### Exercise prompt
The job is to find each line of the records below that includes the word "time" and copy it.

[[ Input data, beginning ]]

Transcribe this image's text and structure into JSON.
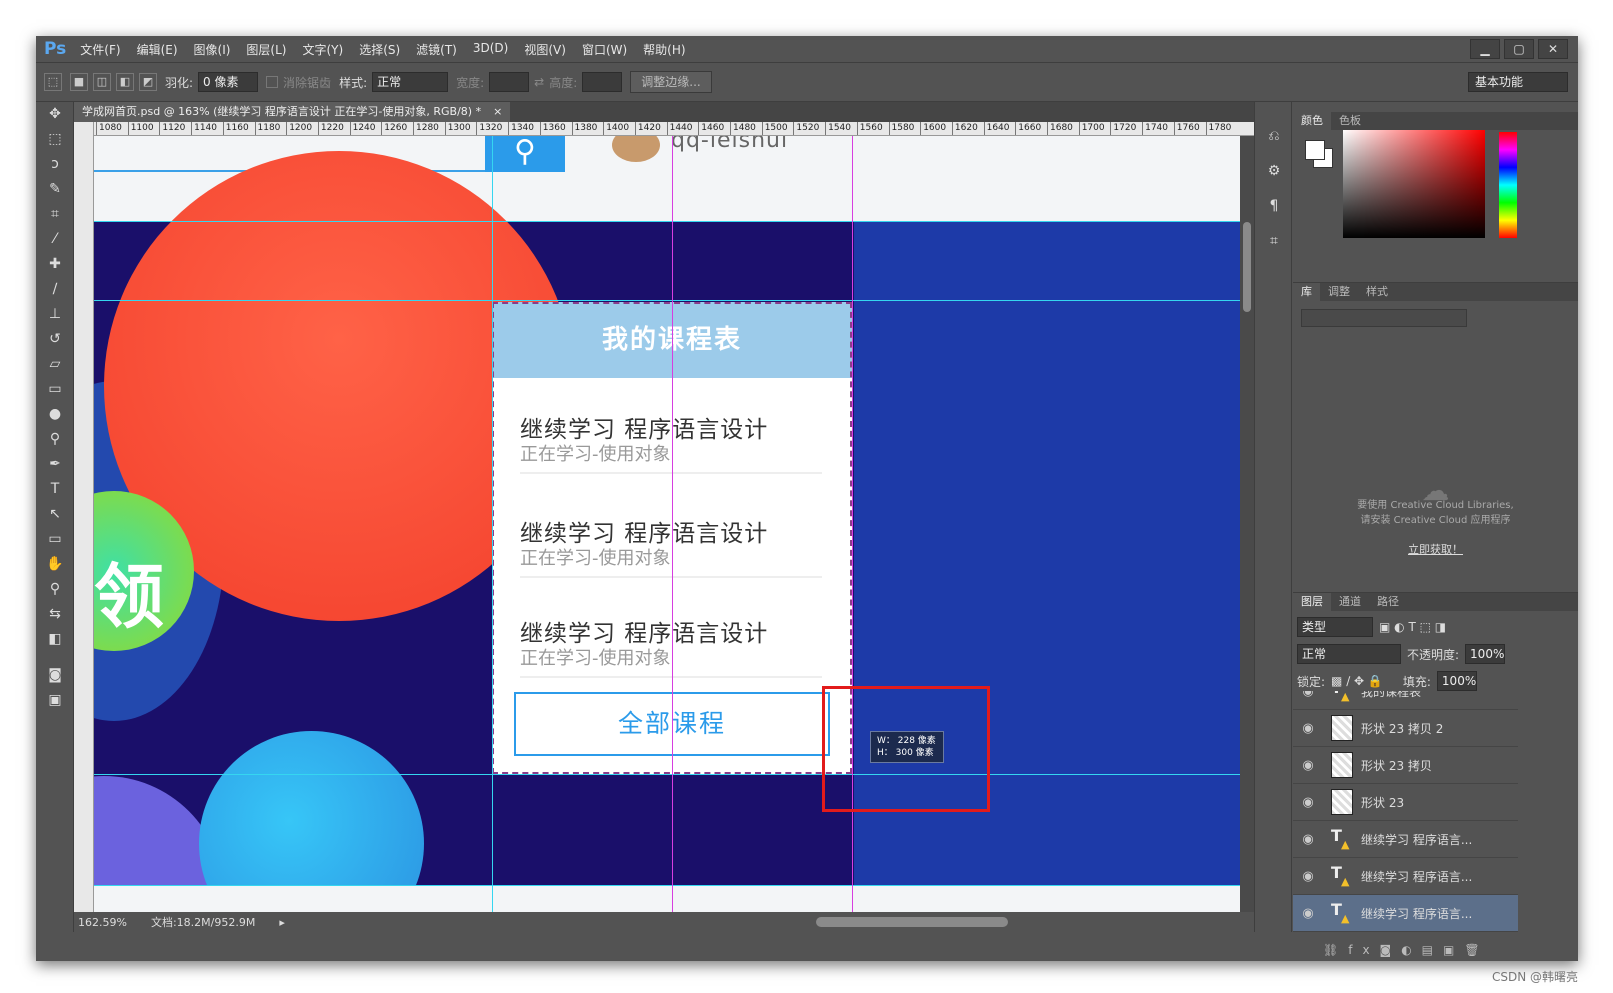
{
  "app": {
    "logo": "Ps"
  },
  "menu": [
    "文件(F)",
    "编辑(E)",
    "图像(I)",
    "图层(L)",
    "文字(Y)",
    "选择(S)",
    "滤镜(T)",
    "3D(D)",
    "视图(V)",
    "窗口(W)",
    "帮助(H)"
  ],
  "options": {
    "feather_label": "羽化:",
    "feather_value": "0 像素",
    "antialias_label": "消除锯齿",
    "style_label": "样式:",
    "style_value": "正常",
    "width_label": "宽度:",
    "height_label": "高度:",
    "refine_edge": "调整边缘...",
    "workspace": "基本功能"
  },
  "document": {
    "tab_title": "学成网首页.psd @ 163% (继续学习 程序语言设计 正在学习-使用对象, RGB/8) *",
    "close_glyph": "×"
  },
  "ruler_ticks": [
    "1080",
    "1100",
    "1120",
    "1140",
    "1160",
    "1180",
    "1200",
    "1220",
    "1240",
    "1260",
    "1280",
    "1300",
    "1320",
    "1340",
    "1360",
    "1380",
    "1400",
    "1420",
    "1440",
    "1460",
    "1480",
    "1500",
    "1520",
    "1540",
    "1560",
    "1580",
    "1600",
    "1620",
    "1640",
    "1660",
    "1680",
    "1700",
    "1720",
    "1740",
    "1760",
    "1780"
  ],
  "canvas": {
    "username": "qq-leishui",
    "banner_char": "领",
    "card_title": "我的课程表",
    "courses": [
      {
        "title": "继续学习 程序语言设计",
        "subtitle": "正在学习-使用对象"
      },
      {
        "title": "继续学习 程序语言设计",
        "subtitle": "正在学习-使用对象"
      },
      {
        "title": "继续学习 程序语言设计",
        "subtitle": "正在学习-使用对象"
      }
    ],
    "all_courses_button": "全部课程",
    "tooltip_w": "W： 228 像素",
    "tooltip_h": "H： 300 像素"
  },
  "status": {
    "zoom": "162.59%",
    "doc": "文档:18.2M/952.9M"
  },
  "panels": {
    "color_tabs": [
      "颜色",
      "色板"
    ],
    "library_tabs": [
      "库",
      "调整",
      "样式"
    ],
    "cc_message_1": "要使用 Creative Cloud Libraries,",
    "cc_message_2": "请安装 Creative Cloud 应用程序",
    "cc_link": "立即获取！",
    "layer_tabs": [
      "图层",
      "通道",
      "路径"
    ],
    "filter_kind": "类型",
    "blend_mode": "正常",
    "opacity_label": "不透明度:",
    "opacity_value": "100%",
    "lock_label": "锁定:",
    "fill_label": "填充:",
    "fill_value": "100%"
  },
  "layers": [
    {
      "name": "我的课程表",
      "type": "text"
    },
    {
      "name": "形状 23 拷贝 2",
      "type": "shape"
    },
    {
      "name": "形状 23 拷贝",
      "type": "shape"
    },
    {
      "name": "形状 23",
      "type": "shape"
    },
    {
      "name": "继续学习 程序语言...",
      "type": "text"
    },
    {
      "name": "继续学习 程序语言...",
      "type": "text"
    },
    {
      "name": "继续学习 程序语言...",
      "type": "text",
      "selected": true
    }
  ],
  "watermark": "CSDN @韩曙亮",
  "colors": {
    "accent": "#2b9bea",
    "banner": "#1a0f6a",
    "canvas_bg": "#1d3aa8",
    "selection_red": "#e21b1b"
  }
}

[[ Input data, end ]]
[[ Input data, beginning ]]

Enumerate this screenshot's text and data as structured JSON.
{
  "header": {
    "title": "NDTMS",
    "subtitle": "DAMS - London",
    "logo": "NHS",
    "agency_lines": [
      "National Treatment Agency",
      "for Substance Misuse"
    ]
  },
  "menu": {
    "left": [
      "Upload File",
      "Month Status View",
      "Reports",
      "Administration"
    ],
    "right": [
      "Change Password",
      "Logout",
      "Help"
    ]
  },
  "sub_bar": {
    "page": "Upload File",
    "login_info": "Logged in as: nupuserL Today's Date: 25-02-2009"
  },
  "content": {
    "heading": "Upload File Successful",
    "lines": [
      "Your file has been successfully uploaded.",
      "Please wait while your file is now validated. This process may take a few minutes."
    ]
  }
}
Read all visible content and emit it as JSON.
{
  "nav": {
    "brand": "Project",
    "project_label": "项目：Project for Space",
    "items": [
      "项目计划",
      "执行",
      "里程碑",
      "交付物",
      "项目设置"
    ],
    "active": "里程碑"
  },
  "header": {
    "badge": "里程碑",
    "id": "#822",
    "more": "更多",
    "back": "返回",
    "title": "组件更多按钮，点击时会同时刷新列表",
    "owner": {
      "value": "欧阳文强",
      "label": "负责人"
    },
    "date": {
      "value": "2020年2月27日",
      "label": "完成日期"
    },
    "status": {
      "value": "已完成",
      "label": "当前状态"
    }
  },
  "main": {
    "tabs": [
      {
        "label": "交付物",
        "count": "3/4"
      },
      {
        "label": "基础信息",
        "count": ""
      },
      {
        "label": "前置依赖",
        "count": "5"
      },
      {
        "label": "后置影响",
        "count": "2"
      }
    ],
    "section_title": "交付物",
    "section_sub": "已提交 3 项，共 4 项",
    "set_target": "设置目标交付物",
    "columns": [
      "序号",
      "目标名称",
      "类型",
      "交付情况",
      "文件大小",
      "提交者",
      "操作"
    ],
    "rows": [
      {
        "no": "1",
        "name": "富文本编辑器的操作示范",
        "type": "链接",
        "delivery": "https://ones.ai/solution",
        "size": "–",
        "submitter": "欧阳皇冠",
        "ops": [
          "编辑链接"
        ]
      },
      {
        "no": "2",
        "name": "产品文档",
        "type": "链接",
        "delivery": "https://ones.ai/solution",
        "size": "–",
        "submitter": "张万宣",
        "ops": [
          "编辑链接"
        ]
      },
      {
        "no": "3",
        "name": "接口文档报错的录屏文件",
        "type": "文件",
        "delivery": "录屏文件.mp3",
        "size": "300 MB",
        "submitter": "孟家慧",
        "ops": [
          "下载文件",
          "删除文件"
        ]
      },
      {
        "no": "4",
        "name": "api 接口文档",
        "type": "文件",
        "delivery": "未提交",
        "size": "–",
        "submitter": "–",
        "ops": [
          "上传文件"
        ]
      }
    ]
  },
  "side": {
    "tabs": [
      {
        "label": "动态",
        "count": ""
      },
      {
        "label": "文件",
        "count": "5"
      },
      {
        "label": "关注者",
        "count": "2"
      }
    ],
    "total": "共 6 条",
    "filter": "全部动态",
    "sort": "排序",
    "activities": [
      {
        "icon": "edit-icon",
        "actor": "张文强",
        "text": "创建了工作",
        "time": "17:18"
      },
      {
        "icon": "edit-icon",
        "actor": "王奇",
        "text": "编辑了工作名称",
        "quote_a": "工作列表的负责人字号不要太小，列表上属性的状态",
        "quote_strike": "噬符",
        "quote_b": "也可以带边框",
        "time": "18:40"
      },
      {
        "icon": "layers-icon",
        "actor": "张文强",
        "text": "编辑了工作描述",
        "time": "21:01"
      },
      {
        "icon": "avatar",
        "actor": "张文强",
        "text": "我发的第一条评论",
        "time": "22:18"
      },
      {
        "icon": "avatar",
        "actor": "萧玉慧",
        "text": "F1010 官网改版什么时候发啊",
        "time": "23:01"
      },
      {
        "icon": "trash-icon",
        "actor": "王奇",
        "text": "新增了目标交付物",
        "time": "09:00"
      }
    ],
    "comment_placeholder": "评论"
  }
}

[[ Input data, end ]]
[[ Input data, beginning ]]

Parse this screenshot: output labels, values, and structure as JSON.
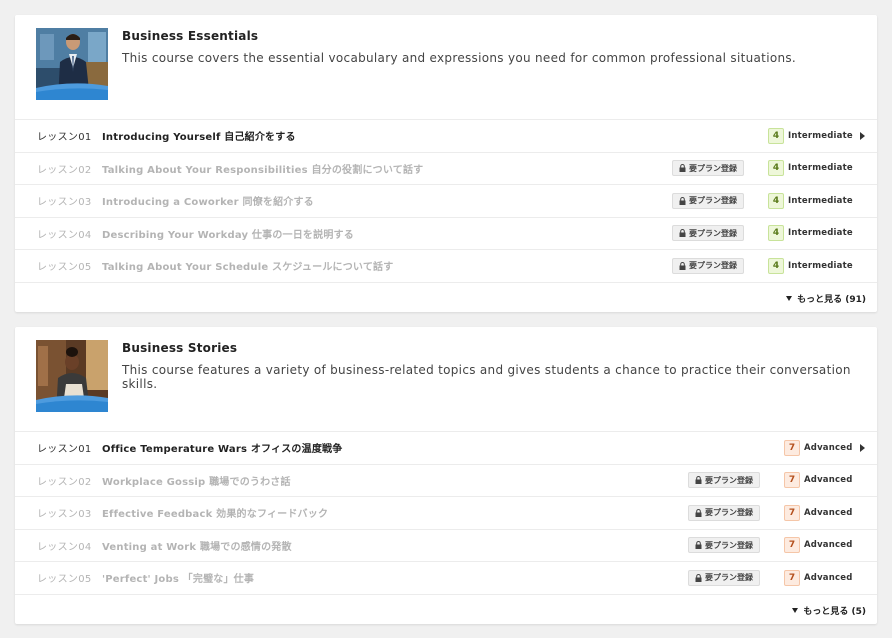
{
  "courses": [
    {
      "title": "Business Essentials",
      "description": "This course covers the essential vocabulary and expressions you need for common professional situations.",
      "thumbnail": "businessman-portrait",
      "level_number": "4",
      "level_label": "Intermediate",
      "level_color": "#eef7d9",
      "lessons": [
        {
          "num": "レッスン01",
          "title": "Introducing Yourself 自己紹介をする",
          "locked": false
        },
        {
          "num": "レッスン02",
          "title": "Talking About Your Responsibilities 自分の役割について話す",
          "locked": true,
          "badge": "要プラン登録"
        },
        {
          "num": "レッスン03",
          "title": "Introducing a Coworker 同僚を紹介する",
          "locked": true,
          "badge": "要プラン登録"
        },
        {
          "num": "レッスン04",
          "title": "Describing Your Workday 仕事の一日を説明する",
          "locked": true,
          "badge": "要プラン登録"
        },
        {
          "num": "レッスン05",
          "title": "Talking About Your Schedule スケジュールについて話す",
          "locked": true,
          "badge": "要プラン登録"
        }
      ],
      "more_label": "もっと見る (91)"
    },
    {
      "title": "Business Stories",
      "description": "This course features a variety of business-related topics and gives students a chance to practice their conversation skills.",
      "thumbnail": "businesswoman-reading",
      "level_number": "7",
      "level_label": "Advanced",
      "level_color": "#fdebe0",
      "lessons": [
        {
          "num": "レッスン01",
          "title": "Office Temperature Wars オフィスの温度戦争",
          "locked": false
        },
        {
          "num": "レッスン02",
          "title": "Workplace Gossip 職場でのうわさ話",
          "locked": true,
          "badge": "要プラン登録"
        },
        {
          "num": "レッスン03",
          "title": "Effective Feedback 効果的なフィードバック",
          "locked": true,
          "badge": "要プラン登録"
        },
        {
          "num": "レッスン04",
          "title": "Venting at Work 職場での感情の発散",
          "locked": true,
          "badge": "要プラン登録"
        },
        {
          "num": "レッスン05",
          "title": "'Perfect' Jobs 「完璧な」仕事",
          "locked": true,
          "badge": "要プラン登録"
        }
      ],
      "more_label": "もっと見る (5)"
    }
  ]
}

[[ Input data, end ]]

### Response to this task
        "time": "17:18"
        "time": "18:40"
        "time": "21:01"
        "time": "22:18"
        "time": "23:01"
        "time": "09:00"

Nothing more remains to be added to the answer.